*Listed entries*:
• • • •

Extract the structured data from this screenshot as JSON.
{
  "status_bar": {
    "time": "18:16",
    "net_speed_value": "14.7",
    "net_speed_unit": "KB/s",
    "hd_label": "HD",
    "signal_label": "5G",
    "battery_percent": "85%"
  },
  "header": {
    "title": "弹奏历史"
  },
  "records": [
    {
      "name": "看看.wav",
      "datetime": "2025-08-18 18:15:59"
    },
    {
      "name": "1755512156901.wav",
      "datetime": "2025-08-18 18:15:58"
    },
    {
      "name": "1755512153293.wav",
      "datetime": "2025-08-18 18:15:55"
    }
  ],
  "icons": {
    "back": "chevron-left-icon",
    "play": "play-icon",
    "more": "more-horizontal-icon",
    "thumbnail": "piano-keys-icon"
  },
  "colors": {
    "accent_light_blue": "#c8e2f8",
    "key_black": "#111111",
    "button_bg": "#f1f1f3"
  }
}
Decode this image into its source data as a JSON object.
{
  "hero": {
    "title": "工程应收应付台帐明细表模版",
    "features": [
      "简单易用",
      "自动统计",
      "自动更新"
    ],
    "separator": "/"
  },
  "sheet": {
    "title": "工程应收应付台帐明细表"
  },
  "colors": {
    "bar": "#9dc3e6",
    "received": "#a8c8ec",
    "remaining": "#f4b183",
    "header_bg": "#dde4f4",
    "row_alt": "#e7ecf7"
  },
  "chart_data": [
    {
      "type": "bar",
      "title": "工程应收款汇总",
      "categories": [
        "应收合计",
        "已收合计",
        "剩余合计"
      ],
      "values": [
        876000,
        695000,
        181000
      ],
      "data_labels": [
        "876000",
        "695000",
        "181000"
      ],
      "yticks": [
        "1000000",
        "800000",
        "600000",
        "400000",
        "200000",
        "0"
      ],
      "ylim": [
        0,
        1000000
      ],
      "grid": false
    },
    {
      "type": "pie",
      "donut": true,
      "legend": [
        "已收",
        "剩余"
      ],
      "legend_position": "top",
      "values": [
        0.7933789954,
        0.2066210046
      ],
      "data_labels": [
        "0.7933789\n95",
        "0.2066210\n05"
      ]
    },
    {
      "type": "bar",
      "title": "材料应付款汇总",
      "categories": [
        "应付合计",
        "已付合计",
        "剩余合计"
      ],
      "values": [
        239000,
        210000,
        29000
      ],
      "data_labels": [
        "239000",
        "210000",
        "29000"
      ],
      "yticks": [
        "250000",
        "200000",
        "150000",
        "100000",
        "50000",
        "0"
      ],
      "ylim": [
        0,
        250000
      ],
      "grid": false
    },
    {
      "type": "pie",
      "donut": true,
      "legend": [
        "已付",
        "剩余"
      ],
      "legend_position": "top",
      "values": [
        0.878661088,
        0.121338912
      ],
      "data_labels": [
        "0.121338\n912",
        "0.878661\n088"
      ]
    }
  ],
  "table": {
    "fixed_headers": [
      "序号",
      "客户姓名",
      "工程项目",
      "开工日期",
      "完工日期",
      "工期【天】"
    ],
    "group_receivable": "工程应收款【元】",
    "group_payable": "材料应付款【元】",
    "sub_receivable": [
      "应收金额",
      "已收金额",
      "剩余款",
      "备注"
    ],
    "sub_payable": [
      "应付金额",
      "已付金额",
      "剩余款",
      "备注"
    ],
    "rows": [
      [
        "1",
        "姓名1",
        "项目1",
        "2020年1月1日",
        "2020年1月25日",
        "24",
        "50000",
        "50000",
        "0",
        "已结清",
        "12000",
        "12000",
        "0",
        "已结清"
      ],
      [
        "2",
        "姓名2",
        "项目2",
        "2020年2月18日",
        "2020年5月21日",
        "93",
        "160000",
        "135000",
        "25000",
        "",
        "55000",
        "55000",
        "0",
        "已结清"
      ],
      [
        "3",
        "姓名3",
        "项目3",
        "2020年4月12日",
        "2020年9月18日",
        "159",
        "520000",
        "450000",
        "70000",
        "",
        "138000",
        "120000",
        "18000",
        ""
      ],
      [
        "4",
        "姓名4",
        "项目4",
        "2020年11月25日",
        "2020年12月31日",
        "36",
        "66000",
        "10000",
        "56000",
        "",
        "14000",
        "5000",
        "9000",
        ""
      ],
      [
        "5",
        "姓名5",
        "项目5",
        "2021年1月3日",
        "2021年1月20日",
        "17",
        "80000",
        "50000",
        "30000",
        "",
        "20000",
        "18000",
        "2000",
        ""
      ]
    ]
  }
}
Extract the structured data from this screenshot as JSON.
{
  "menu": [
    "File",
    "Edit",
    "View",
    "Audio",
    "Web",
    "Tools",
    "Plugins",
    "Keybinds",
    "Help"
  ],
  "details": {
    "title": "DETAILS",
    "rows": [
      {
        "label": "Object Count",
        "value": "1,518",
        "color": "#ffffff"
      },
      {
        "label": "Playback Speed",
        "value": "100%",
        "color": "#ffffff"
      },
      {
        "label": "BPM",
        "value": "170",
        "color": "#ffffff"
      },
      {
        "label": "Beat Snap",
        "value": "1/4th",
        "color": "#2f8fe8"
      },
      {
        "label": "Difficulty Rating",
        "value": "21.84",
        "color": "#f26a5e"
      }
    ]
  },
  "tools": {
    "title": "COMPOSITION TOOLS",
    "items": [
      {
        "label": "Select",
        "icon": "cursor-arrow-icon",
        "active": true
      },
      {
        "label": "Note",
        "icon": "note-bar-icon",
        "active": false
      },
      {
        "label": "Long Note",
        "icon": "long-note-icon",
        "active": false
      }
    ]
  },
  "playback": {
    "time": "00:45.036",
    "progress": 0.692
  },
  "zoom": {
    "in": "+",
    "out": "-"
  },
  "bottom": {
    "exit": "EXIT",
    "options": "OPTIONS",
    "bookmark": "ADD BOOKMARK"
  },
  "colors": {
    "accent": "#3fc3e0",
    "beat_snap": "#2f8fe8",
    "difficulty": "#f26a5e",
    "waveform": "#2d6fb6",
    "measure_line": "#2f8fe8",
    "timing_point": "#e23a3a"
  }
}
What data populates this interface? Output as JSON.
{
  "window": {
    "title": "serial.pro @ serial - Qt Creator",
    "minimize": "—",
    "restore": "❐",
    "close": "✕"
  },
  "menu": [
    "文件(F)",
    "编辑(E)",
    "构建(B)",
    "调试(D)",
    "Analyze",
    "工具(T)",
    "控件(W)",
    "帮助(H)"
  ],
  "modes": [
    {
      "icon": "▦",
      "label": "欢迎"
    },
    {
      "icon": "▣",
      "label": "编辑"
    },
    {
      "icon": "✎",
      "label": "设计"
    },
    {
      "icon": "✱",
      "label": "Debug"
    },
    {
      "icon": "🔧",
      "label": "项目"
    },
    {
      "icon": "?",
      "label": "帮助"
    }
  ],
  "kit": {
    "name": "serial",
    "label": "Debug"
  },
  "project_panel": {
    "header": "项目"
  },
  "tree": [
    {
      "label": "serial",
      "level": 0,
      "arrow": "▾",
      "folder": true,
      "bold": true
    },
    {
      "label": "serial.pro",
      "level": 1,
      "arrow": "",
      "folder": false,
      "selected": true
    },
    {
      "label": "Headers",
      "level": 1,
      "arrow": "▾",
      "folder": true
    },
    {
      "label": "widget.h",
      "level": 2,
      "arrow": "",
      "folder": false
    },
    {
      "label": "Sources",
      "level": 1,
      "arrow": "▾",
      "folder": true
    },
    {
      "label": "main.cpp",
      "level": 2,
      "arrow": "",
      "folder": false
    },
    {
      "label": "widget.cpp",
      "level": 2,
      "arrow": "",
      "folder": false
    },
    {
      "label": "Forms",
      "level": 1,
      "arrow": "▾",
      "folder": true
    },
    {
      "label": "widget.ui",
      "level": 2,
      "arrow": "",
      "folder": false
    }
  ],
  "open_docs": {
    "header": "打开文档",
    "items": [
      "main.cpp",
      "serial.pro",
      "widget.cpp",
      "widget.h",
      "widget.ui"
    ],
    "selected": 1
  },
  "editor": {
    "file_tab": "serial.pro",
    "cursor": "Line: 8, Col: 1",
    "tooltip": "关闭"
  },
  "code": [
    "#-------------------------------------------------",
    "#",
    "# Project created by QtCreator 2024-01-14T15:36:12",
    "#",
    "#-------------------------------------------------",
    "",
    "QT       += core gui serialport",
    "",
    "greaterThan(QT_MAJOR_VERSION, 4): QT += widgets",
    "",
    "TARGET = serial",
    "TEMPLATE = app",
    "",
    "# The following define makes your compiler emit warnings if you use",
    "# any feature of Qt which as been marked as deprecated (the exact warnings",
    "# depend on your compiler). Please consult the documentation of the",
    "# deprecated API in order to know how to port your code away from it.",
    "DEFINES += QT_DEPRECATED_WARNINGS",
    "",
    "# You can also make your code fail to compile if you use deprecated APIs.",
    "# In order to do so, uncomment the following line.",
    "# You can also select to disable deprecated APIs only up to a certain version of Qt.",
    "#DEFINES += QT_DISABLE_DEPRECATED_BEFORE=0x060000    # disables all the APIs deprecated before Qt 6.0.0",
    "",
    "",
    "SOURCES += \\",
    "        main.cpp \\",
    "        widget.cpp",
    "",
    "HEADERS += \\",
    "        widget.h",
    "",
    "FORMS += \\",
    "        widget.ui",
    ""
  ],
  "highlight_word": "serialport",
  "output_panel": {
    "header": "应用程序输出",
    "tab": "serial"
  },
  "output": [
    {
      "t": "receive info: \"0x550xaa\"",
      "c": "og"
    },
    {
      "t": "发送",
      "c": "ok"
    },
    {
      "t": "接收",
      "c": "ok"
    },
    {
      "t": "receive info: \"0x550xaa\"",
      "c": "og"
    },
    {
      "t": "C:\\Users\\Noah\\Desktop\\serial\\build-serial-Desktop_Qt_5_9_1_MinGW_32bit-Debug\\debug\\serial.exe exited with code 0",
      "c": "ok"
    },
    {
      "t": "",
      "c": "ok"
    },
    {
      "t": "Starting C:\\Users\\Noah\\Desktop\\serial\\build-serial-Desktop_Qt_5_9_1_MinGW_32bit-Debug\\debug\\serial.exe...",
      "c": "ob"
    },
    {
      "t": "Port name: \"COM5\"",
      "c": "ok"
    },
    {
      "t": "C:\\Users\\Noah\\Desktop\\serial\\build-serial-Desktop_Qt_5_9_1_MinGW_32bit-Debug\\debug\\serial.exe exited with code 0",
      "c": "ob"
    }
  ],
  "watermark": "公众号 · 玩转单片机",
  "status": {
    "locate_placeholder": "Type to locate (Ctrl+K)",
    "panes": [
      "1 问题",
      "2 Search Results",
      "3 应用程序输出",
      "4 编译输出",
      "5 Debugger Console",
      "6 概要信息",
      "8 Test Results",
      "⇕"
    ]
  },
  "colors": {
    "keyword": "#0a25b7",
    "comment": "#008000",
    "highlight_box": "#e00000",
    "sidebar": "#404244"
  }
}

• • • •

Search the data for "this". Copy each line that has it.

*Completed exercise*:
Extract the structured data from this screenshot as JSON.
Decode this image into its source data as a JSON object.
Extract the structured data from this screenshot as JSON.
What data populates this interface? Output as JSON.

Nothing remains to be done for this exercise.